What to work on: Copy out each line of the data below in which "label" appears.

Data extract:
= Beginning of Section =
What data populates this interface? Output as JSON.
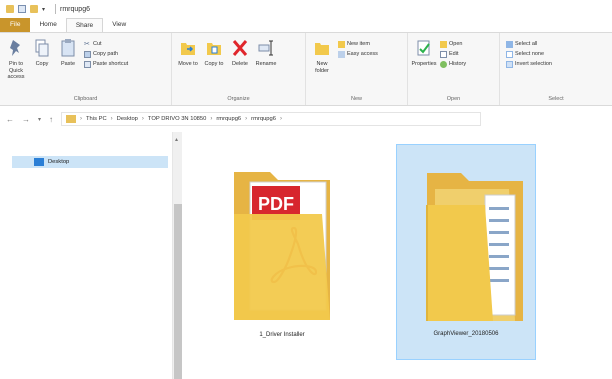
{
  "titlebar": {
    "title": "rmrqupg6"
  },
  "tabs": [
    "File",
    "Home",
    "Share",
    "View"
  ],
  "ribbon": {
    "clipboard": {
      "label": "Clipboard",
      "pin": "Pin to Quick access",
      "copy": "Copy",
      "paste": "Paste",
      "cut": "Cut",
      "copy_path": "Copy path",
      "paste_shortcut": "Paste shortcut"
    },
    "organize": {
      "label": "Organize",
      "move_to": "Move to",
      "copy_to": "Copy to",
      "delete": "Delete",
      "rename": "Rename"
    },
    "new": {
      "label": "New",
      "new_folder": "New folder",
      "new_item": "New item",
      "easy_access": "Easy access"
    },
    "open": {
      "label": "Open",
      "properties": "Properties",
      "open": "Open",
      "edit": "Edit",
      "history": "History"
    },
    "select": {
      "label": "Select",
      "select_all": "Select all",
      "select_none": "Select none",
      "invert_selection": "Invert selection"
    }
  },
  "address": {
    "crumbs": [
      "This PC",
      "Desktop",
      "TOP DRIVO 3N 10850",
      "rmrqupg6",
      "rmrqupg6"
    ]
  },
  "navpane": {
    "selected_item": "Desktop"
  },
  "files": [
    {
      "name": "1_Driver Installer",
      "pdf_text": "PDF"
    },
    {
      "name": "GraphViewer_20180506"
    }
  ],
  "colors": {
    "file_tab": "#c9952b",
    "folder": "#f2c94c",
    "selection": "#cce4f7",
    "pdf_red": "#d7262e"
  }
}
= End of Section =
Exercise solution:
      "label": "Clipboard",
      "label": "Organize",
      "label": "New",
      "label": "Open",
      "label": "Select",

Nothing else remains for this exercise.